South Gully Direct

I considered going up to the east ridge at 6600′ as another group did before. But traversing west over the jagged ridgeline looked arduous for the pup. So instead, we went up in the snow-free south gully directly.

At one point, we went too far right, and cliffs stopped us short. Meanwhile, to avoid potential rockfalls on the steep terrain, we hugged the east of the route. Then we would also rely on heather and scree for traction.

North view from Buckskin Mountain east ridge
North view from Buckskin Mountain east ridge

See more trip photos here.

Buckskin Mountain Summit Views

We stayed in the main gully up to the east ridge at 7900′ with north views. Another 200′ of steep climbing put us on top, where I saw the rain clouds from earlier doubled in size. Soon, I felt a flash of lightning before the rumbling began.

“Holy isht, we do not need to die right now!” I thought. As the hair on my arms stood, I quickly gathered all our metal items and the dog collar. Then I stashed them on the other end of the summit, crouched under a boulder, and waited.

Spectacle Buttes to Copper Peak panoramic view
Spectacle Buttes to Copper Peak panoramic view

See more trip photos here.

Through the Lightning Storm

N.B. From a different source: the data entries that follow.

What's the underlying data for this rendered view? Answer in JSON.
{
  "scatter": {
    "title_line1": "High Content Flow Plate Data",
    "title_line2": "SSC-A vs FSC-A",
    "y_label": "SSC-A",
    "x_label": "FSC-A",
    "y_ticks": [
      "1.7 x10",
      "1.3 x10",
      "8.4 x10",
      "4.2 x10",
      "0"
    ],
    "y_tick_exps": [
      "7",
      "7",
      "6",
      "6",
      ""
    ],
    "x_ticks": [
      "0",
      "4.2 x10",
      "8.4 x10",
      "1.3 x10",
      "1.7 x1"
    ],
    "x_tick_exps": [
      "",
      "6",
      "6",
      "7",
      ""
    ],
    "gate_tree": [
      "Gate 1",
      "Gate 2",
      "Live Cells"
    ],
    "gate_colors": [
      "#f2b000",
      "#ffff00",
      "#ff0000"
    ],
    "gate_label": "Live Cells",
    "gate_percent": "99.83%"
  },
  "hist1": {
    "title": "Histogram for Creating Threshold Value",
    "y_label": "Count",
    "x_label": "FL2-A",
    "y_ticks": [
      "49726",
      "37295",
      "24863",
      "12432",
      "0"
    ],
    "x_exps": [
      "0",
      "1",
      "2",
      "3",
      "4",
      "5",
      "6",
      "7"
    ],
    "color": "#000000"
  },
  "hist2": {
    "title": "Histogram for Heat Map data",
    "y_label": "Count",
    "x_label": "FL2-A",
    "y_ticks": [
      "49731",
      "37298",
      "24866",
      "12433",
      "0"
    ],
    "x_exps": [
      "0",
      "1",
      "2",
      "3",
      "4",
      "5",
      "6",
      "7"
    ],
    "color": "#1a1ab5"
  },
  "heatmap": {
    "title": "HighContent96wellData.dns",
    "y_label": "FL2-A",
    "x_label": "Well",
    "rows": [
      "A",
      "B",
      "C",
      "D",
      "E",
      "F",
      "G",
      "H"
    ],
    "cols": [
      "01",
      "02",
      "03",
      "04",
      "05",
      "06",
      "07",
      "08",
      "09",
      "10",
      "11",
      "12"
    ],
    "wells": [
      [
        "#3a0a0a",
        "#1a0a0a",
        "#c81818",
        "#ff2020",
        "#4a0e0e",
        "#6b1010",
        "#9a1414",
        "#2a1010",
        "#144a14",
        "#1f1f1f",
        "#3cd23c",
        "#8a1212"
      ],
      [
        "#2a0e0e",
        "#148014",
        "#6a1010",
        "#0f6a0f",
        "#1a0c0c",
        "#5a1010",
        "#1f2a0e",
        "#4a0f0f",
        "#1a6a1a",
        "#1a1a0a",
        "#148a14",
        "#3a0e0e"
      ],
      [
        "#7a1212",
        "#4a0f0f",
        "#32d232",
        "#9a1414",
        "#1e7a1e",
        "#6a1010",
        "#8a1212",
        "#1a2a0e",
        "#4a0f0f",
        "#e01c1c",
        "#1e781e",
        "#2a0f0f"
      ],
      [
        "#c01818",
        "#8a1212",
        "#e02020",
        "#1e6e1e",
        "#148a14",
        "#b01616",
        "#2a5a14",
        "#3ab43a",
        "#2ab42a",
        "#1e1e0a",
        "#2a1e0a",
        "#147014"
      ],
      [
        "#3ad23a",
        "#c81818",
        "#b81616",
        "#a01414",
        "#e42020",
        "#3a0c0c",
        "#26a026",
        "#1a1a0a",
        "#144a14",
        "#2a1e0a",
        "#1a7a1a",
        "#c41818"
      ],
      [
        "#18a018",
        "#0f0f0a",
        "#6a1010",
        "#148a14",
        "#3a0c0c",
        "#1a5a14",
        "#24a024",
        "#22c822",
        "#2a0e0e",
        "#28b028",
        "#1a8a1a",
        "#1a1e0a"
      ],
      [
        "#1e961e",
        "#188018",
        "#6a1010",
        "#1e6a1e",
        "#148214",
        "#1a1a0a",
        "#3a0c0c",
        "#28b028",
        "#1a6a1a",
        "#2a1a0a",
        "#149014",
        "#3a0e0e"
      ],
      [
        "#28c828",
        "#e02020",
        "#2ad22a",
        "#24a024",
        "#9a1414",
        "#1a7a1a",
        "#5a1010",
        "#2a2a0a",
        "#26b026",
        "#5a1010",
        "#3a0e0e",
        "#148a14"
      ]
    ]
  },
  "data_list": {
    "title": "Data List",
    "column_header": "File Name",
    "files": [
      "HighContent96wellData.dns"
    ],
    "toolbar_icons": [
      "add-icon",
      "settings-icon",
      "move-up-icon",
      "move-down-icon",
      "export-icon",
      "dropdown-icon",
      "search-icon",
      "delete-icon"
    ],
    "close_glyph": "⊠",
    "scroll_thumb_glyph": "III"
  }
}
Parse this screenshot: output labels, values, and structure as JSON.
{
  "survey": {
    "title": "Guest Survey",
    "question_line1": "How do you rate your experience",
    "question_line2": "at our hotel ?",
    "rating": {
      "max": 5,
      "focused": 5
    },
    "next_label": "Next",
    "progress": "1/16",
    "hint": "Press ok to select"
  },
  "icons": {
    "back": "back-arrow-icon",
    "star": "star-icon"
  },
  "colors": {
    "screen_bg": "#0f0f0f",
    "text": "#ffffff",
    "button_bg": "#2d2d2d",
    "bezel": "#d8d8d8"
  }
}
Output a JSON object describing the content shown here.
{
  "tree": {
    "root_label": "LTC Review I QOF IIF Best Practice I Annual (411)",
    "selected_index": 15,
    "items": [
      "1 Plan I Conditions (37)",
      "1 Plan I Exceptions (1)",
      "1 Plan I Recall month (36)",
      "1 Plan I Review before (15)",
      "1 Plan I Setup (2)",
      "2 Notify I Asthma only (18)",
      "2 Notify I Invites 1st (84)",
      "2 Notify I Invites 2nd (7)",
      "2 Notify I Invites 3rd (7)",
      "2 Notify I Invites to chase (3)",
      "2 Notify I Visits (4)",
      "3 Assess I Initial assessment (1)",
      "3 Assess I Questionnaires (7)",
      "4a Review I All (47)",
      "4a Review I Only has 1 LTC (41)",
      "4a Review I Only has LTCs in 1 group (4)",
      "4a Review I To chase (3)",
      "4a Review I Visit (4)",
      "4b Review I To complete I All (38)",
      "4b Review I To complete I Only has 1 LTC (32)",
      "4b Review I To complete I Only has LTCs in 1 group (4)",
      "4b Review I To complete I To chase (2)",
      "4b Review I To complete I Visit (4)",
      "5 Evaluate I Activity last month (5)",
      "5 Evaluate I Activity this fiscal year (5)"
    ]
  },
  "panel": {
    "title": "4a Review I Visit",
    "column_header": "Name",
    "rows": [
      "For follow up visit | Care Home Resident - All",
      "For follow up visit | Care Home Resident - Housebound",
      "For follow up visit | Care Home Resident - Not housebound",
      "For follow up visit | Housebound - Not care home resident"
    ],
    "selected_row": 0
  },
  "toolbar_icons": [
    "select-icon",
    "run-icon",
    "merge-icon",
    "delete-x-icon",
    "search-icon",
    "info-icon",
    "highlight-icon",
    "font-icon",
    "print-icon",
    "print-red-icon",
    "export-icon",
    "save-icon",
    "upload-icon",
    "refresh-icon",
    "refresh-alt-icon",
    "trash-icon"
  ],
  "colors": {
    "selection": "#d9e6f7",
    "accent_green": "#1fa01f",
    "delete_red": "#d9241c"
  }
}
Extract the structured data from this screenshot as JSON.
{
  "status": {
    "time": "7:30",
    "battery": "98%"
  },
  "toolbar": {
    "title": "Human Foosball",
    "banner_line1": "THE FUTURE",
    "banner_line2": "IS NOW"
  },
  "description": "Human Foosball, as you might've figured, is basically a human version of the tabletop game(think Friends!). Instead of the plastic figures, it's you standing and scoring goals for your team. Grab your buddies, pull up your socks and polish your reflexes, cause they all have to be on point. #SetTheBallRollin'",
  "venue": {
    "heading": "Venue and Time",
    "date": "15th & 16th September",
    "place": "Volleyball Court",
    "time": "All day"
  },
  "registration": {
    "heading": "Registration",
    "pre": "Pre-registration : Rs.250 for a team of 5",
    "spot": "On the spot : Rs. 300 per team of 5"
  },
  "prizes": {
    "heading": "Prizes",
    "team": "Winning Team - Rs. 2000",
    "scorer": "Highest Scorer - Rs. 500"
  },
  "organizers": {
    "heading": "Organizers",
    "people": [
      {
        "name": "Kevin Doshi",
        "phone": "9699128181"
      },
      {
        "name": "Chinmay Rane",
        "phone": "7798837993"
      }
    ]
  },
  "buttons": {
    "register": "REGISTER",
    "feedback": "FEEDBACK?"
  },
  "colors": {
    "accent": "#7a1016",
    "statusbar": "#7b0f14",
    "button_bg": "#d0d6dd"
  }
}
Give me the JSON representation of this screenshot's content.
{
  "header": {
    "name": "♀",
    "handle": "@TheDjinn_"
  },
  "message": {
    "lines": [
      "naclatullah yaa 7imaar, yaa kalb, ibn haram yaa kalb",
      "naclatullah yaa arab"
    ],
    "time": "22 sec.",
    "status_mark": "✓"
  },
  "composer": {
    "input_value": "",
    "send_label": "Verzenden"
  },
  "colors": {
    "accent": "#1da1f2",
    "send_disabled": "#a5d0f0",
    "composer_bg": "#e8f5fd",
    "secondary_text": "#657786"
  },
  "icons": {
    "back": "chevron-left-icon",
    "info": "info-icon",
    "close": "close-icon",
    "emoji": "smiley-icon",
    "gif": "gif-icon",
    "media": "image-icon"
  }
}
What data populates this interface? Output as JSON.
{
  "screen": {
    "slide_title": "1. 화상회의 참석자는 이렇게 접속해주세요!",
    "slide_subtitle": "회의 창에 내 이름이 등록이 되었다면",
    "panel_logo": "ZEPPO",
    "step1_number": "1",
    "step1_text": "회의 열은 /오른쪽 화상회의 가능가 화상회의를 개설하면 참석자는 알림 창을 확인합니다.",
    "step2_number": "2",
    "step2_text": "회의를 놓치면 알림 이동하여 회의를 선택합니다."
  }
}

Lightning, combined with the roar of thunder, went on for a while. Shortly, the evening light seeped through an opening in the sky as the weather turned partly sunny. But the 15-minute wait was unnerving. First time for everything!

I quickly packed up, and we made our way down. Although it didn’t look like the storm would come back soon, it was best to leave now. But going down 3000′ of scree and slick heather didn’t go as fast as planned. Still, we made it to the bottom safely. Woot!

North Star over Buckskin Mountain
North Star over Buckskin Mountain

See more trip photos here.

Leaving Entiat Meadows

After a restful night in the meadows, then early next morning, we set off for the 14-mile trek. As it grew warmer, the part between Snow Brushy Creek and Aurora Creek was scorching. The poor dog carefully avoided the trail by pushing through scrubs.

Water pools in dying streams gave quick relief as we moved. Soon, we took a long lunch by Snow Brushy Creek, where the pup got the needed break from the heat. I watched as he dipped by the log jam with no care in the world.

One last soak
One last soak

See more trip photos here.

Leave a Reply

This site uses Akismet to reduce spam. Learn how your comment data is processed.

%d bloggers like this: